- Task
Below are some records; copy each line in them that contains "this".

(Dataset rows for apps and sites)
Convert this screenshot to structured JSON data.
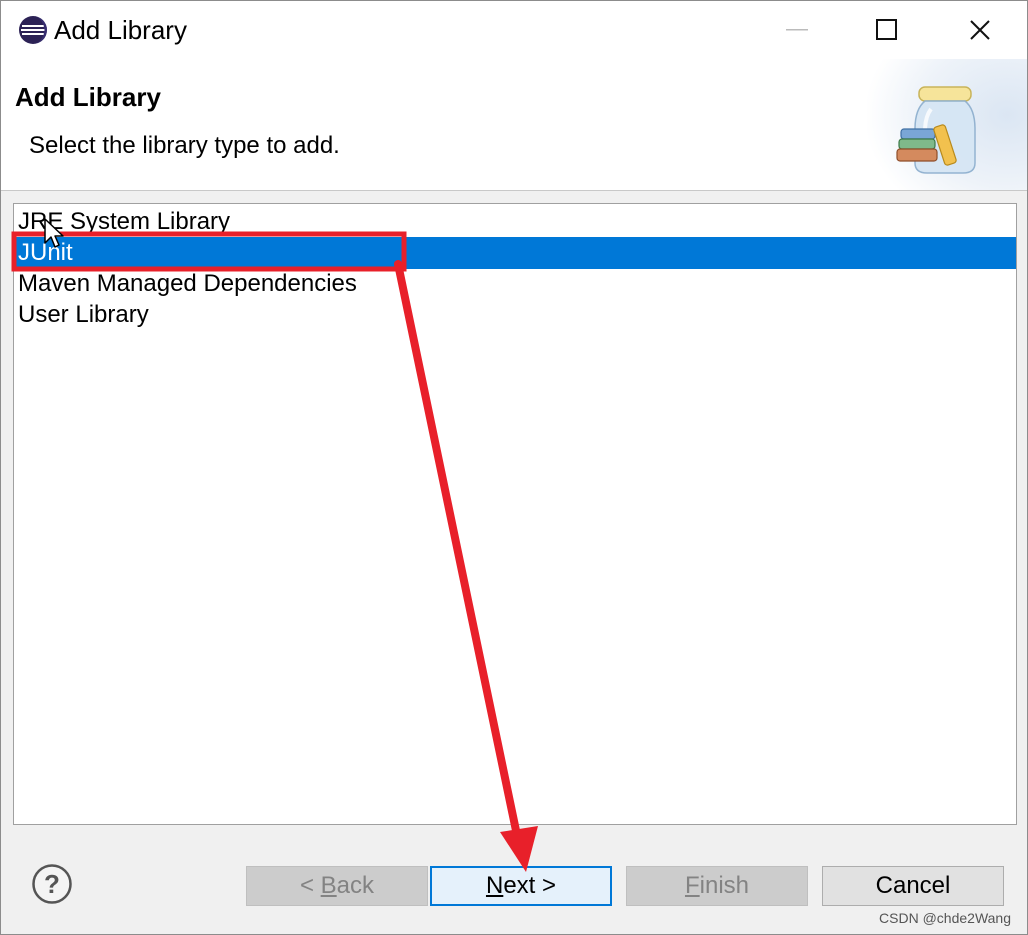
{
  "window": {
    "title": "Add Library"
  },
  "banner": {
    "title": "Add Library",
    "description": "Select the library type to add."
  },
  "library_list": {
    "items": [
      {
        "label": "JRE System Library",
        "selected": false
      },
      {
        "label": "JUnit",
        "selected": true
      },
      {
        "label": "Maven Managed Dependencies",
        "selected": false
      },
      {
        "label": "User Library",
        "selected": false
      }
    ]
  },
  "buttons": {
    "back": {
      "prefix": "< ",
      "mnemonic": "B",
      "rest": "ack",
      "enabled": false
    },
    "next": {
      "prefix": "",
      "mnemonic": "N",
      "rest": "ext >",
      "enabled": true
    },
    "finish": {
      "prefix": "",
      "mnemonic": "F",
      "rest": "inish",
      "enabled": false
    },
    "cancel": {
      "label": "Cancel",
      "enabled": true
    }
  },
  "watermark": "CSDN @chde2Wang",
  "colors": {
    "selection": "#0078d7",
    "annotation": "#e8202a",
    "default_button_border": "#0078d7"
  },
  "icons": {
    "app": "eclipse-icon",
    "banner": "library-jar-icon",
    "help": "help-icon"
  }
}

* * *

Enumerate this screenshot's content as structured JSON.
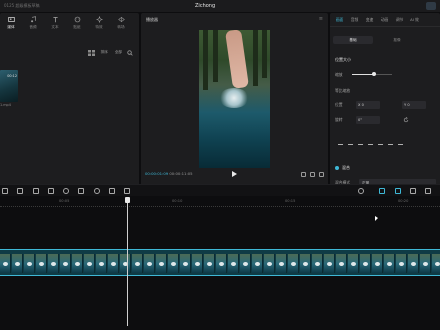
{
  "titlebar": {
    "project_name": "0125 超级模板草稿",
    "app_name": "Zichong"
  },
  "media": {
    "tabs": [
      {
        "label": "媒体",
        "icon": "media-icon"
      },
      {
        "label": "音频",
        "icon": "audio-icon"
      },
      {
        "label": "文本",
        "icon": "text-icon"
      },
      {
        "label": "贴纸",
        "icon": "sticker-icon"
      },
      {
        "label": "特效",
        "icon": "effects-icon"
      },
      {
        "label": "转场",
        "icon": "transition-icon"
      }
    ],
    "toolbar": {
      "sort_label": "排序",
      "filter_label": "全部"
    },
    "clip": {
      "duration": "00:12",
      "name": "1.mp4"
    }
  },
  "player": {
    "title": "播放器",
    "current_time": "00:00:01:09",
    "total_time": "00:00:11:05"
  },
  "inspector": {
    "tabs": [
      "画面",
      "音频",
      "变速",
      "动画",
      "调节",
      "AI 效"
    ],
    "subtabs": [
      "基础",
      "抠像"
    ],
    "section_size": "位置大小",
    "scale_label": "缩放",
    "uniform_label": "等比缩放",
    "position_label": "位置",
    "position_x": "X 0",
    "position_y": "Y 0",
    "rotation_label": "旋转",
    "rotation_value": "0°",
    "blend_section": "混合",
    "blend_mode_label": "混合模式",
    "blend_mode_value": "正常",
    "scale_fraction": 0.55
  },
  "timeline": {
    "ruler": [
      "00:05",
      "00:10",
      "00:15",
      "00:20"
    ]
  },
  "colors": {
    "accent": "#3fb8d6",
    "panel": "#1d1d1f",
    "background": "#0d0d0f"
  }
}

- Task response
Convert this screenshot to structured JSON data.
Enumerate this screenshot's content as structured JSON.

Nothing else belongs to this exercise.